I can say with all honesty that I’ve never been a huge Corvette fan. I know that’s heresy coming from a so-called “car guy”, but I’ll endure the fallout. Save for the C4-generation ZR-1, there’s been not a single one that has aroused my passion. Every generation has had its foibles and fame, but for me the Corvette as a brand only truly crystalized when I witnessed the C7 rolling across Chevy’s debut stage at last year’s Detroit show. Here was a car that not only looked fantastic on the outside, but finally had an interior to match. As ever, powertrain and chassis accommodations were not found to be lacking – 460 horsepower and a torque figure to match in a car weighing less than 3,500 pounds are enough to set any driver’s loins afire. Quality on preproduction show cars is hard to judge, though, so I waited until I had a real life example to see if my initial excitement was justified.

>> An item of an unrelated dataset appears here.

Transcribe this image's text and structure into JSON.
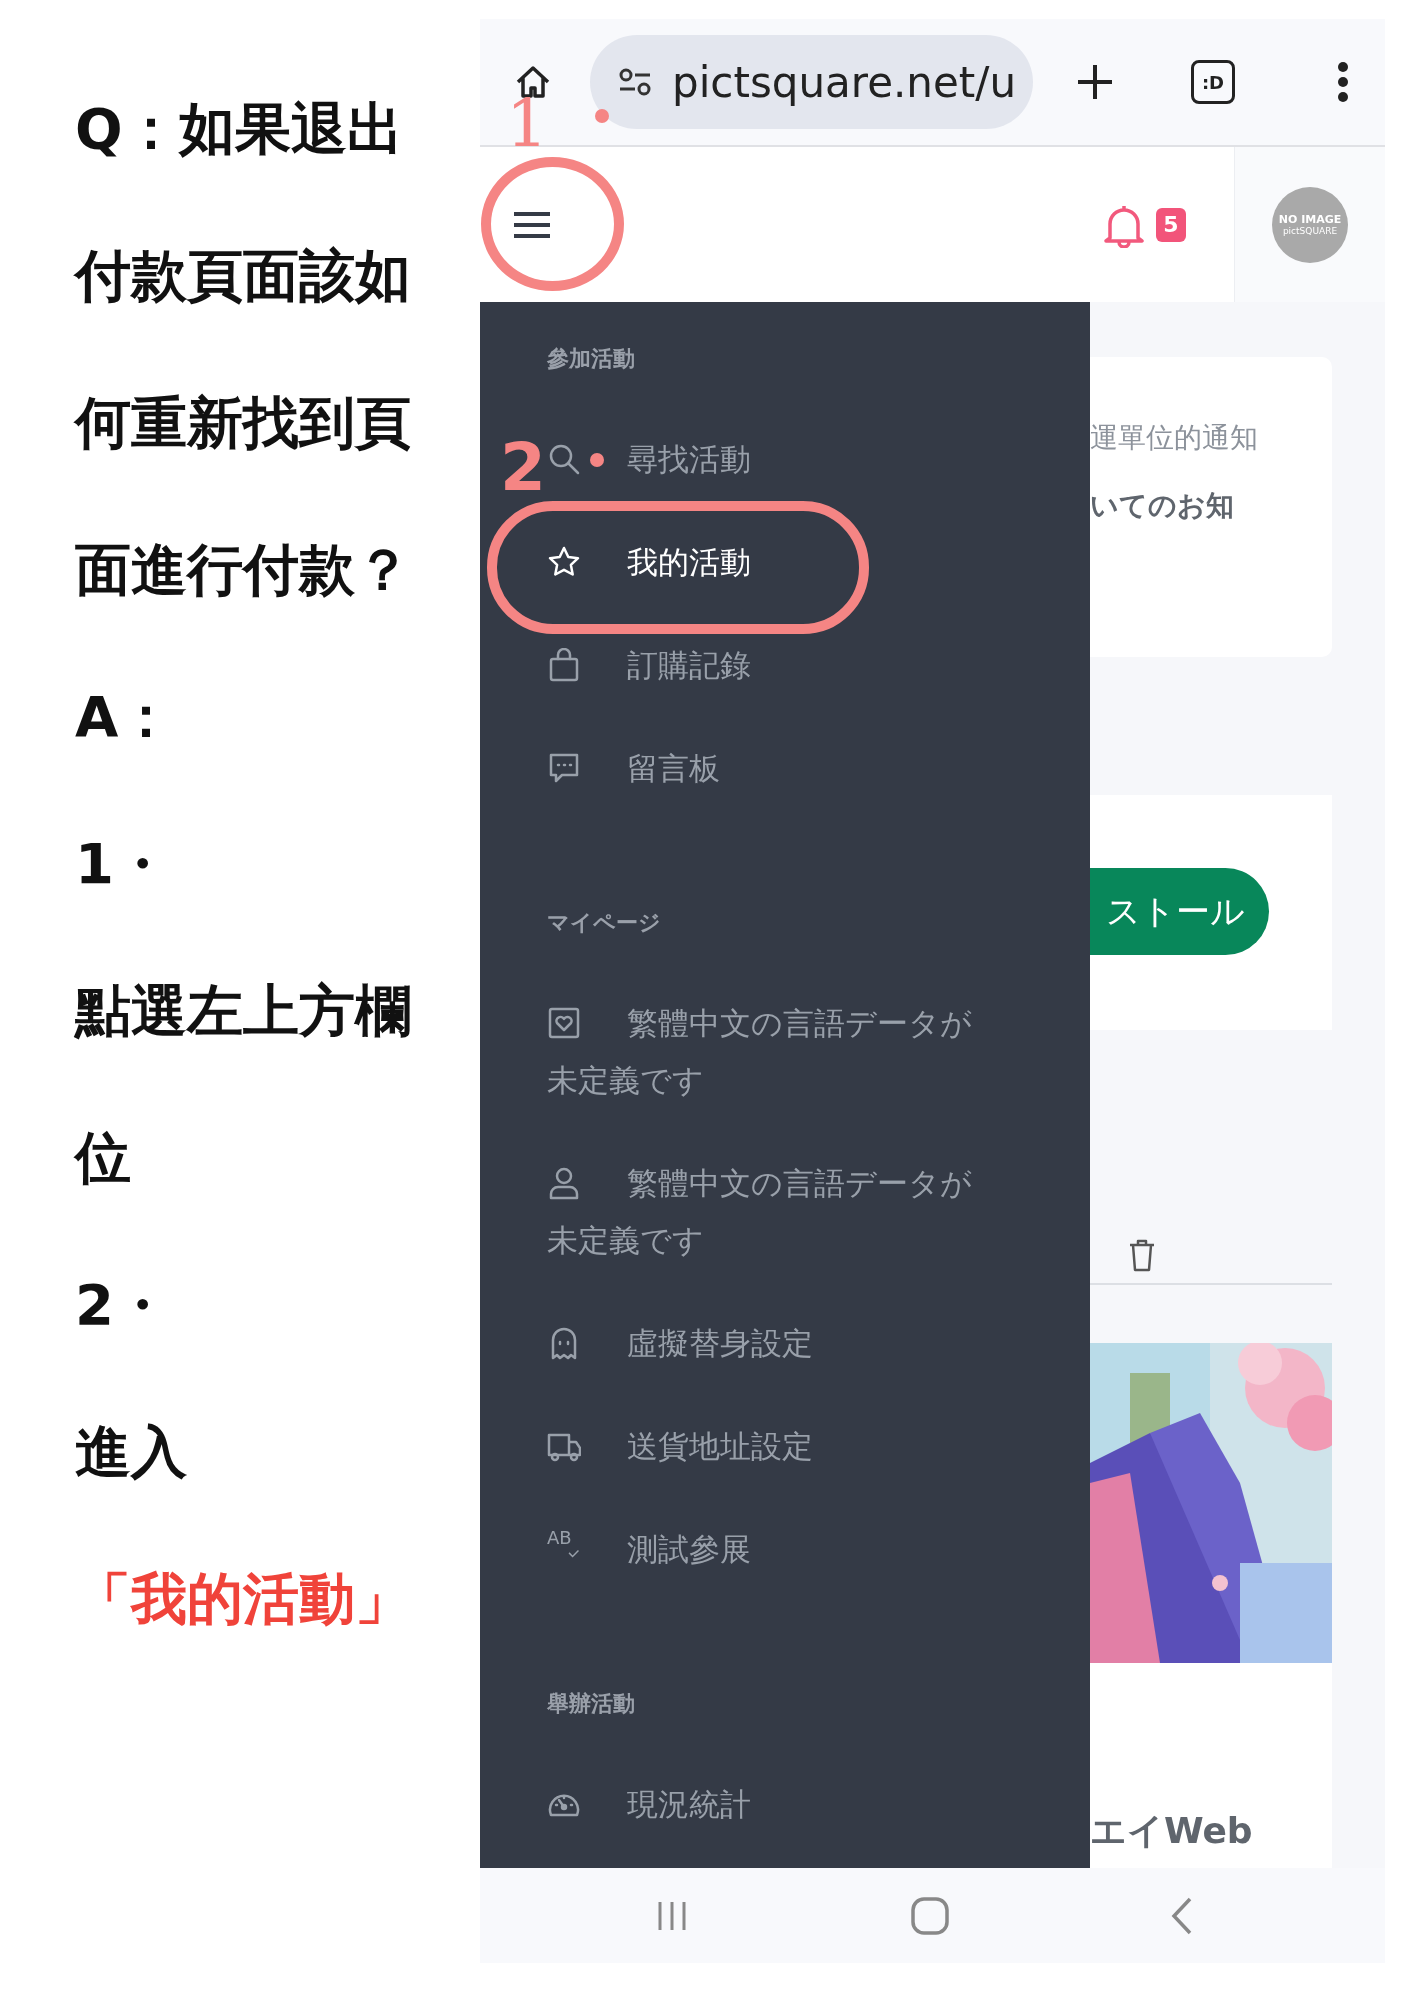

The current truck market is hot ? you can tell because I’ve heard from friends that many people are deciding to look into 4WD hire in Australia to try out all of these awesome trucks. The combined competence of my recent spate of pickup loaners can attest to that. You can also tell from the significant efforts (and development dollars) truck makers have been throwing at these “cash cows” over just the last year. The GM twins, the Chevy version of which you see before you, were brand new for 2014. Ford recently introduced an all-new 2015 F-series at the Detroit show, photos of which can be seen further down our front page. The RAM models received a light freshening, and a six-cylinder diesel was introduced for the light-duty 1500 model ? a combination capable of achieving 28 mpg on the highway, a feat considered decent even by small sedan standards not so long ago. The Toyota Tundra, which I sampled a few months ago, also benefited from a significant revamp for 2014, and to take on the stalwart Tacoma ?tweener, GM is bringing the like-sized Colorado and Canyon twins back from the dead for 2015. It doesn?t take a rocket surgeon to see that the pickup market is back with a vengeance, and there?s plenty of room for manufacturers to line their shareholders? pockets. Nothing wrong with that.

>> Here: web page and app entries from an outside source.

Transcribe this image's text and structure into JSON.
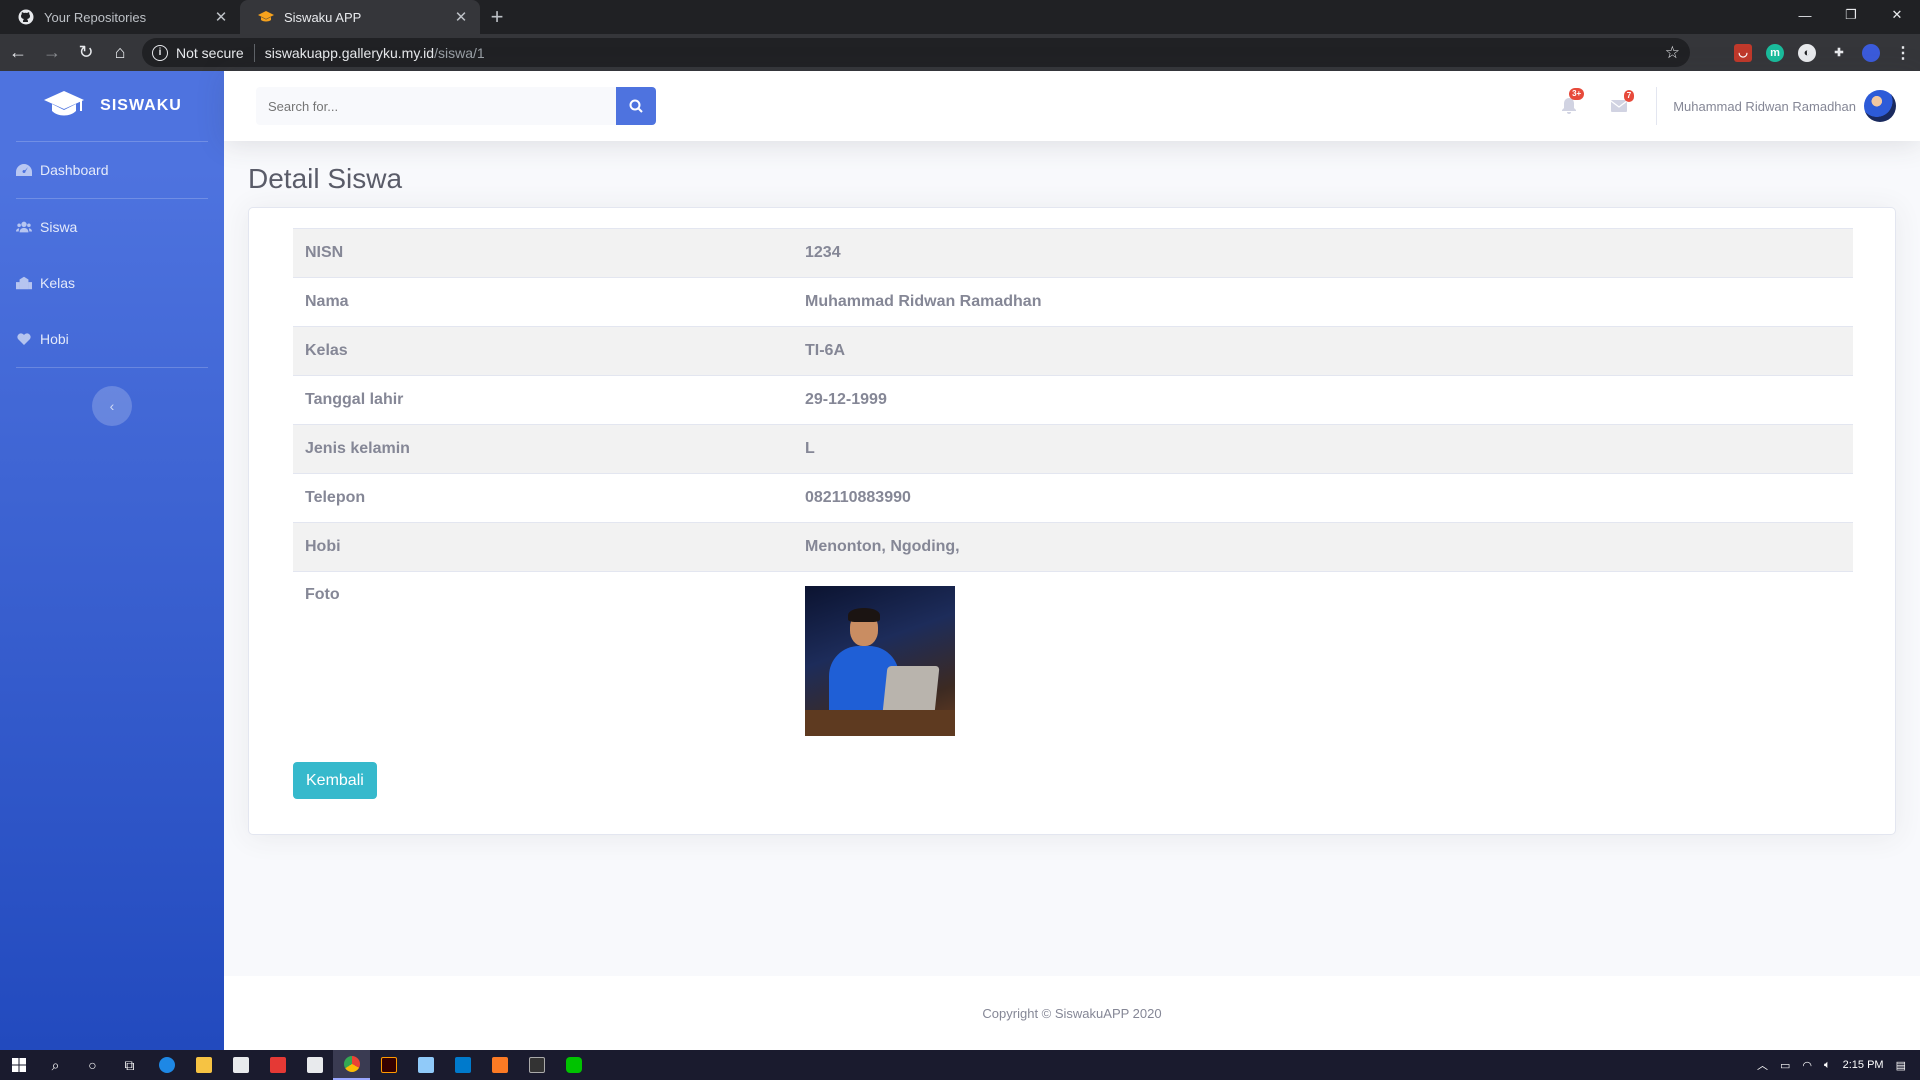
{
  "browser": {
    "tabs": [
      {
        "title": "Your Repositories",
        "active": false,
        "icon": "github-icon"
      },
      {
        "title": "Siswaku APP",
        "active": true,
        "icon": "graduation-cap-icon"
      }
    ],
    "security_label": "Not secure",
    "url_host": "siswakuapp.galleryku.my.id",
    "url_path": "/siswa/1"
  },
  "sidebar": {
    "brand": "SISWAKU",
    "items": [
      {
        "label": "Dashboard",
        "icon": "tachometer-icon"
      },
      {
        "label": "Siswa",
        "icon": "users-icon"
      },
      {
        "label": "Kelas",
        "icon": "school-icon"
      },
      {
        "label": "Hobi",
        "icon": "heart-icon"
      }
    ]
  },
  "topbar": {
    "search_placeholder": "Search for...",
    "alerts_count": "3+",
    "messages_count": "7",
    "user_name": "Muhammad Ridwan Ramadhan"
  },
  "page": {
    "title": "Detail Siswa",
    "details": [
      {
        "label": "NISN",
        "value": "1234"
      },
      {
        "label": "Nama",
        "value": "Muhammad Ridwan Ramadhan"
      },
      {
        "label": "Kelas",
        "value": "TI-6A"
      },
      {
        "label": "Tanggal lahir",
        "value": "29-12-1999"
      },
      {
        "label": "Jenis kelamin",
        "value": "L"
      },
      {
        "label": "Telepon",
        "value": "082110883990"
      },
      {
        "label": "Hobi",
        "value": "Menonton, Ngoding,"
      }
    ],
    "photo_label": "Foto",
    "back_button": "Kembali"
  },
  "footer": {
    "copyright": "Copyright © SiswakuAPP 2020"
  },
  "taskbar": {
    "time": "2:15 PM"
  },
  "colors": {
    "primary": "#4e73df",
    "info": "#36b9cc",
    "danger": "#e74a3b"
  }
}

It’s hard to believe, but the Lambda platform architecture that underpins the GMC Acadia Denali tester seen here is now more than seven years old. As part of the product onslaught that kicked off GM’s current renaissance era, the Lambda (also recognizable as the Chevy Traverse, Buick Enclave and now-defunct Saturn Outlook) was ushered in just before two other heavy-hitters of the General’s new quality image: the 2008 Chevy Malibu and 2008 Cadillac CTS.
As a young car enthusiast, I bought into the notion that there were certain vehicles that I was obligated to hate, lest my “car guy card” be stripped forcefully from my still-timid grasp. The list changed depending on what branch of car culture I found myself exploring at the time, but there was always an established pecking order. And since most of my early exposure was to fans of European and Asian import brands, I believed from the very start that there was no self-inflicted punishment more severe than the purchase and possession of a domestic vehicle.
Baffling as it is in a country where $4.00 per gallon gasoline is the norm, pickup trucks are increasingly called upon to serve double duty as both mobile workstations or tow rigs, and family haulers. Look no further than the rise to prominence of four-door crew cab body styles over the last fifteen-odd years – I’d wager the “crew” that occupies these crew cabs more often consists of a wife and kids than four flannel-clad roughnecks. Even as modern haulers become more and more gadget-laden and luxurious, fuel economy continues to rise. EcoBoost Fords and the high-feature naturally aspirated V6s powering the latest RAM and GM base trucks get fuel efficiency figures that would rival most full-size sedans from just a few years ago.
The family sedan – a uniquely American automotive mainstay that has spent the last decade or more on the back burner during the rise of the crossover – is experiencing a massive resurgence. Almost every key player in the midsize segment has been comprehensively revamped within the last model year or two, and the large sedan segment is equally fresh. In 2012, a new Toyota Avalon and Hyundai Azera hit the market, and the new Kia Cadenza will start reaching showrooms around this writing. Domestic competition is fresh as well: the Taurus got a nip and tuck for 2013, and a new Chrysler 300 special edition gets rolled out seemingly monthly. Now, a brand new Impala will join the full size fray for the 2014 model year.